Task brief
All records after this line are to be returned verbatim.
BEGIN Exercise data
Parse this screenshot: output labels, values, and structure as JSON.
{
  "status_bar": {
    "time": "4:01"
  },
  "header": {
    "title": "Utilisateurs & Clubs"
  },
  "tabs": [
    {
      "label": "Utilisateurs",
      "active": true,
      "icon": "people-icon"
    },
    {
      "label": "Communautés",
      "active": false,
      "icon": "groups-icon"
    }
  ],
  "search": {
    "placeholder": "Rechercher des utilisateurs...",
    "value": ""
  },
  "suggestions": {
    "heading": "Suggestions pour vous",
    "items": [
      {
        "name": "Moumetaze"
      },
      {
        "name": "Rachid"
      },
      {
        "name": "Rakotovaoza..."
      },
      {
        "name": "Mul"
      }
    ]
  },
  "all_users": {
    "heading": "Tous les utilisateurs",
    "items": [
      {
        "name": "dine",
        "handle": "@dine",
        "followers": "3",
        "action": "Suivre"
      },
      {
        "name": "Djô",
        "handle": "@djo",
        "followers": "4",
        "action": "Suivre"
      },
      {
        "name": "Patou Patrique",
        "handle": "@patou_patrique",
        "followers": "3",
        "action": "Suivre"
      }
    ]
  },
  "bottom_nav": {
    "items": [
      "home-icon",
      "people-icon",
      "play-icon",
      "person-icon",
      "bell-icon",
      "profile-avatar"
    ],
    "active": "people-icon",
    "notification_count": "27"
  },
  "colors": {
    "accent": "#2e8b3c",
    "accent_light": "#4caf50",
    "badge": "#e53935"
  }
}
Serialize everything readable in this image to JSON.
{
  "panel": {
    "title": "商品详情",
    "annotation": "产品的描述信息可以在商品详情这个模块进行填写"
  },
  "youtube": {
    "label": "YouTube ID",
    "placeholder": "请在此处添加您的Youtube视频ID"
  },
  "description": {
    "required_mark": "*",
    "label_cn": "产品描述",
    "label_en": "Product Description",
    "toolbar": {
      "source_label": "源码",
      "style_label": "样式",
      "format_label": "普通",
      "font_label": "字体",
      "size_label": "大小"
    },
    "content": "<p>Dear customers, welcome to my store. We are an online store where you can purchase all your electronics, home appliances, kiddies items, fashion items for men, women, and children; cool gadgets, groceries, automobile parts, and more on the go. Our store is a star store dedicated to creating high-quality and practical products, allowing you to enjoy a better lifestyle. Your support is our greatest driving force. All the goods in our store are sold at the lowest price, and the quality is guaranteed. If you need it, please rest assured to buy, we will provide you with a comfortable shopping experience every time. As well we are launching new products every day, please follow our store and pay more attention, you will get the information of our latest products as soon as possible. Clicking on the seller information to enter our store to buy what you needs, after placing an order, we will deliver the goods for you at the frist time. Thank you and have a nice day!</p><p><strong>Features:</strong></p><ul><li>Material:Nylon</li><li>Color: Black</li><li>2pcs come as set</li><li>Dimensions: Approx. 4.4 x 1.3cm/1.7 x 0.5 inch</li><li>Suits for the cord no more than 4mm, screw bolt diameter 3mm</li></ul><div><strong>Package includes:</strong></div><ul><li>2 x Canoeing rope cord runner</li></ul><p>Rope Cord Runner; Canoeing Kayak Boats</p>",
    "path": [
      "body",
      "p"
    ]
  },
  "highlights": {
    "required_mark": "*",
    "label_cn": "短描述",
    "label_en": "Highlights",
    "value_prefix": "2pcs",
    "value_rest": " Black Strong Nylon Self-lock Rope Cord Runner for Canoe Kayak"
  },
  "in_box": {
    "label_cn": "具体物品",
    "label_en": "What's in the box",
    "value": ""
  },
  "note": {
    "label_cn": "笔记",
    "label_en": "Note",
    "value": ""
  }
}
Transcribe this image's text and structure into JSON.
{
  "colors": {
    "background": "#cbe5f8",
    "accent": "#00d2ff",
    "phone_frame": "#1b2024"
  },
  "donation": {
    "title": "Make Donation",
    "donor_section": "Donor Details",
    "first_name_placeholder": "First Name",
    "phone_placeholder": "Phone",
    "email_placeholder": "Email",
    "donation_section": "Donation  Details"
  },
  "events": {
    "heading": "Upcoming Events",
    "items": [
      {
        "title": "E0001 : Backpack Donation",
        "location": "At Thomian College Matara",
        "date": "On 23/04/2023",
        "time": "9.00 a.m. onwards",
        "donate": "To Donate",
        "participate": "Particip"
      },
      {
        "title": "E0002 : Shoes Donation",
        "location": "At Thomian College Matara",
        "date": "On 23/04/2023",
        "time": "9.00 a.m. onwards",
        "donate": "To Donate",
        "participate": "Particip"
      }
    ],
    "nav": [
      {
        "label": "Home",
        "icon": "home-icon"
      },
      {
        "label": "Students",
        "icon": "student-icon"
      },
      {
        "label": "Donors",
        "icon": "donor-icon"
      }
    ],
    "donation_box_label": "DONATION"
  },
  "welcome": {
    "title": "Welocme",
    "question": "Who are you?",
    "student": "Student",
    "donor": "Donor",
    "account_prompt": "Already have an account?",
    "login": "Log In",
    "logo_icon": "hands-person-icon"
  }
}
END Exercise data
Task solution
Parse this screenshot: output labels, values, and structure as JSON.
{
  "status_bar": {
    "time": "4:01"
  },
  "header": {
    "title": "Utilisateurs & Clubs"
  },
  "tabs": [
    {
      "label": "Utilisateurs",
      "active": true,
      "icon": "people-icon"
    },
    {
      "label": "Communautés",
      "active": false,
      "icon": "groups-icon"
    }
  ],
  "search": {
    "placeholder": "Rechercher des utilisateurs...",
    "value": ""
  },
  "suggestions": {
    "heading": "Suggestions pour vous",
    "items": [
      {
        "name": "Moumetaze"
      },
      {
        "name": "Rachid"
      },
      {
        "name": "Rakotovaoza..."
      },
      {
        "name": "Mul"
      }
    ]
  },
  "all_users": {
    "heading": "Tous les utilisateurs",
    "items": [
      {
        "name": "dine",
        "handle": "@dine",
        "followers": "3",
        "action": "Suivre"
      },
      {
        "name": "Djô",
        "handle": "@djo",
        "followers": "4",
        "action": "Suivre"
      },
      {
        "name": "Patou Patrique",
        "handle": "@patou_patrique",
        "followers": "3",
        "action": "Suivre"
      }
    ]
  },
  "bottom_nav": {
    "items": [
      "home-icon",
      "people-icon",
      "play-icon",
      "person-icon",
      "bell-icon",
      "profile-avatar"
    ],
    "active": "people-icon",
    "notification_count": "27"
  },
  "colors": {
    "accent": "#2e8b3c",
    "accent_light": "#4caf50",
    "badge": "#e53935"
  }
}
Serialize everything readable in this image to JSON.
{
  "panel": {
    "title": "商品详情",
    "annotation": "产品的描述信息可以在商品详情这个模块进行填写"
  },
  "youtube": {
    "label": "YouTube ID",
    "placeholder": "请在此处添加您的Youtube视频ID"
  },
  "description": {
    "required_mark": "*",
    "label_cn": "产品描述",
    "label_en": "Product Description",
    "toolbar": {
      "source_label": "源码",
      "style_label": "样式",
      "format_label": "普通",
      "font_label": "字体",
      "size_label": "大小"
    },
    "content": "<p>Dear customers, welcome to my store. We are an online store where you can purchase all your electronics, home appliances, kiddies items, fashion items for men, women, and children; cool gadgets, groceries, automobile parts, and more on the go. Our store is a star store dedicated to creating high-quality and practical products, allowing you to enjoy a better lifestyle. Your support is our greatest driving force. All the goods in our store are sold at the lowest price, and the quality is guaranteed. If you need it, please rest assured to buy, we will provide you with a comfortable shopping experience every time. As well we are launching new products every day, please follow our store and pay more attention, you will get the information of our latest products as soon as possible. Clicking on the seller information to enter our store to buy what you needs, after placing an order, we will deliver the goods for you at the frist time. Thank you and have a nice day!</p><p><strong>Features:</strong></p><ul><li>Material:Nylon</li><li>Color: Black</li><li>2pcs come as set</li><li>Dimensions: Approx. 4.4 x 1.3cm/1.7 x 0.5 inch</li><li>Suits for the cord no more than 4mm, screw bolt diameter 3mm</li></ul><div><strong>Package includes:</strong></div><ul><li>2 x Canoeing rope cord runner</li></ul><p>Rope Cord Runner; Canoeing Kayak Boats</p>",
    "path": [
      "body",
      "p"
    ]
  },
  "highlights": {
    "required_mark": "*",
    "label_cn": "短描述",
    "label_en": "Highlights",
    "value_prefix": "2pcs",
    "value_rest": " Black Strong Nylon Self-lock Rope Cord Runner for Canoe Kayak"
  },
  "in_box": {
    "label_cn": "具体物品",
    "label_en": "What's in the box",
    "value": ""
  },
  "note": {
    "label_cn": "笔记",
    "label_en": "Note",
    "value": ""
  }
}
Transcribe this image's text and structure into JSON.
{
  "colors": {
    "background": "#cbe5f8",
    "accent": "#00d2ff",
    "phone_frame": "#1b2024"
  },
  "donation": {
    "title": "Make Donation",
    "donor_section": "Donor Details",
    "first_name_placeholder": "First Name",
    "phone_placeholder": "Phone",
    "email_placeholder": "Email",
    "donation_section": "Donation  Details"
  },
  "events": {
    "heading": "Upcoming Events",
    "items": [
      {
        "title": "E0001 : Backpack Donation",
        "location": "At Thomian College Matara",
        "date": "On 23/04/2023",
        "time": "9.00 a.m. onwards",
        "donate": "To Donate",
        "participate": "Particip"
      },
      {
        "title": "E0002 : Shoes Donation",
        "location": "At Thomian College Matara",
        "date": "On 23/04/2023",
        "time": "9.00 a.m. onwards",
        "donate": "To Donate",
        "participate": "Particip"
      }
    ],
    "nav": [
      {
        "label": "Home",
        "icon": "home-icon"
      },
      {
        "label": "Students",
        "icon": "student-icon"
      },
      {
        "label": "Donors",
        "icon": "donor-icon"
      }
    ],
    "donation_box_label": "DONATION"
  },
  "welcome": {
    "title": "Welocme",
    "question": "Who are you?",
    "student": "Student",
    "donor": "Donor",
    "account_prompt": "Already have an account?",
    "login": "Log In",
    "logo_icon": "hands-person-icon"
  }
}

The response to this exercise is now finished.